Digital platforms have been very much a focus of policy attention of late, with reports on the problems and challenges they raise published by the UK (several, including the Furman Review), Australia, Germany, European Commission & others. The platforms these various reports discuss are the big ones, and the concerns range from competition policy to employment practices to online harms.
A terrific new book by Michael Cusumano, Annabelle Gawer and Devid Yoffie, The Business of Platforms, points out though that most of the digital platforms that are not big are dead: four in five fail. The book is aimed at people running or starting platforms, offering advice on (as the subtitle puts it). “Strategy in the Age of Digital Competition, Innovation and Power).” The book very nicely links business strategy to the underlying economic characteristics of digital, and I think is probably in this respect the best tech business book since Shaprio and Varian’s (now old, 1998) Information Rules.
It starts by pointing out that there is nothing inevitable about network effects (direct and indirect) kicking in: they have to be nurtured: “Companies and governments have to make the right srategic and policy decisions in order to drive strong network effects.” These can include technical standards, for example, or ensuring competition thrives at the right times and points. The book also distinguishes between two types of platform, requiring different strategies (although there are a groing number of hybrids). Innovation platforms create value by enabling third parties to develop products or service on top of the platform, while transaction platofrms create value by matching different sides of a market.

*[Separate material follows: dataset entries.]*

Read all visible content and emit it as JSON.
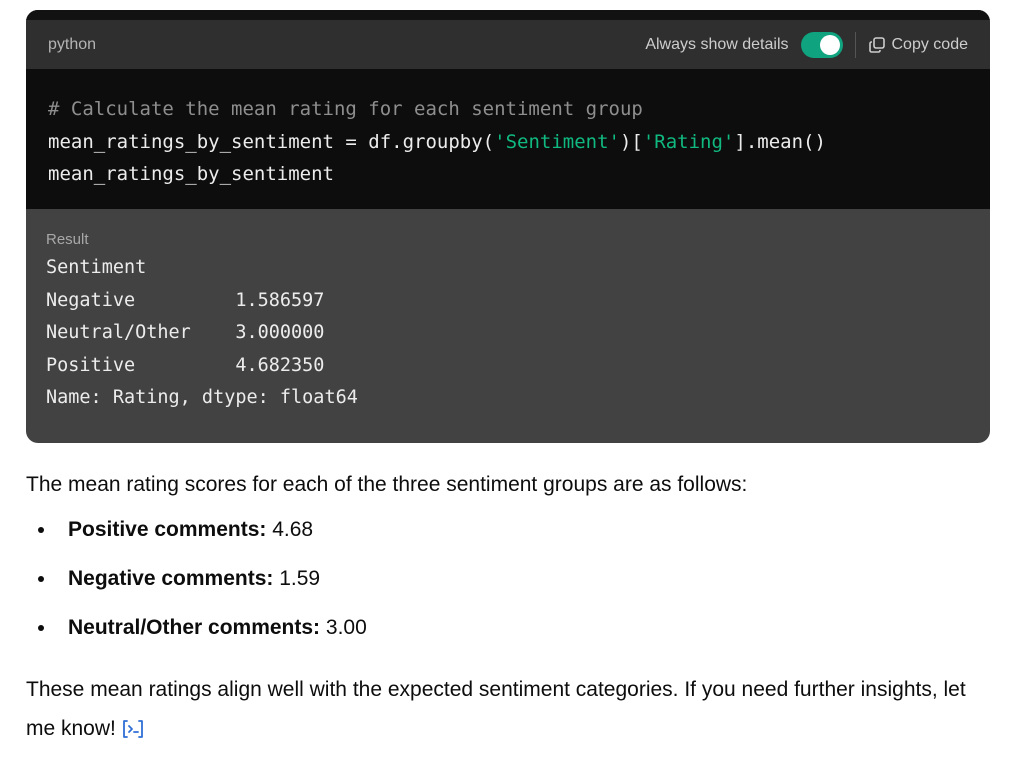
{
  "code_block": {
    "language": "python",
    "toggle_label": "Always show details",
    "toggle_on": true,
    "copy_label": "Copy code",
    "code": {
      "line1": "# Calculate the mean rating for each sentiment group",
      "line2_pre": "mean_ratings_by_sentiment = df.groupby(",
      "line2_str1": "'Sentiment'",
      "line2_mid": ")[",
      "line2_str2": "'Rating'",
      "line2_post": "].mean()",
      "line3": "mean_ratings_by_sentiment"
    },
    "result": {
      "label": "Result",
      "output": "Sentiment\nNegative         1.586597\nNeutral/Other    3.000000\nPositive         4.682350\nName: Rating, dtype: float64"
    }
  },
  "response": {
    "intro": "The mean rating scores for each of the three sentiment groups are as follows:",
    "items": [
      {
        "label": "Positive comments:",
        "value": " 4.68"
      },
      {
        "label": "Negative comments:",
        "value": " 1.59"
      },
      {
        "label": "Neutral/Other comments:",
        "value": " 3.00"
      }
    ],
    "closing": "These mean ratings align well with the expected sentiment categories. If you need further insights, let me know!"
  },
  "colors": {
    "accent": "#10a37f",
    "link_icon": "#2f6fd6"
  },
  "icons": {
    "copy": "copy-icon",
    "code_interpreter": "code-interpreter-icon"
  }
}
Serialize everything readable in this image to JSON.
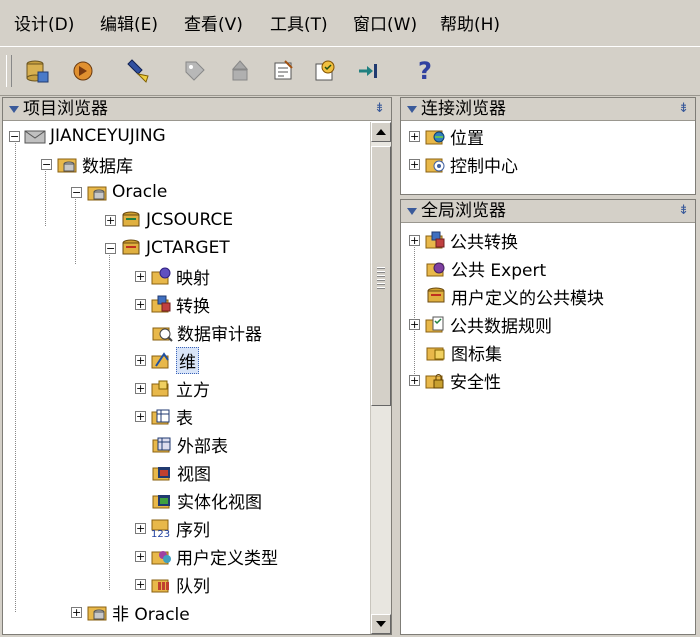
{
  "menubar": {
    "items": [
      "设计(D)",
      "编辑(E)",
      "查看(V)",
      "工具(T)",
      "窗口(W)",
      "帮助(H)"
    ]
  },
  "toolbar": {
    "buttons": [
      "database-icon",
      "wizard-icon",
      "flashlight-icon",
      "tag-icon",
      "deploy-icon",
      "properties-icon",
      "validate-icon",
      "goto-icon",
      "help-icon"
    ],
    "help_glyph": "?"
  },
  "project_browser": {
    "title": "项目浏览器",
    "nodes": [
      {
        "label": "JIANCEYUJING"
      },
      {
        "label": "数据库"
      },
      {
        "label": "Oracle"
      },
      {
        "label": "JCSOURCE"
      },
      {
        "label": "JCTARGET"
      },
      {
        "label": "映射"
      },
      {
        "label": "转换"
      },
      {
        "label": "数据审计器"
      },
      {
        "label": "维"
      },
      {
        "label": "立方"
      },
      {
        "label": "表"
      },
      {
        "label": "外部表"
      },
      {
        "label": "视图"
      },
      {
        "label": "实体化视图"
      },
      {
        "label": "序列",
        "icon_text": "123"
      },
      {
        "label": "用户定义类型"
      },
      {
        "label": "队列"
      },
      {
        "label": "非 Oracle"
      }
    ]
  },
  "connection_browser": {
    "title": "连接浏览器",
    "nodes": [
      {
        "label": "位置"
      },
      {
        "label": "控制中心"
      }
    ]
  },
  "global_browser": {
    "title": "全局浏览器",
    "nodes": [
      {
        "label": "公共转换"
      },
      {
        "label": "公共 Expert"
      },
      {
        "label": "用户定义的公共模块"
      },
      {
        "label": "公共数据规则"
      },
      {
        "label": "图标集"
      },
      {
        "label": "安全性"
      }
    ]
  },
  "colors": {
    "chrome": "#d4d0c8",
    "accent_blue": "#3a5a9a",
    "folder": "#e8b84a",
    "selection": "#d8e4f8"
  }
}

Key challenges for all, though, involve solving the ‘chicken and egg’ problem (because different sides of the platform depend on each other) by appropriate pricing and cross-subsidy, and figuring out a business model. (And in my view the dependence of so many on advertising is a major weakness & can’t be sustained). The book uses the framework to explore the many platform failures. It also has a chapter on how non-platform incumbents can respond to the digital challenge (it’s tough…), and looks briefly at issues such as the use and governance of data, and also the importance of working with regulators rather than against them and recognizing the responsibilities that come with (market and other) power. “Every major company we cited in this book has been the subjject of government investigations, local regulatory oversight, and intense media scrutiny.”
All in all, highly recommended. If you know the economics, the case studies and management literature covered will be informative, and if you know the business details, the economic framework should be useful. I very much enjoyed reading it.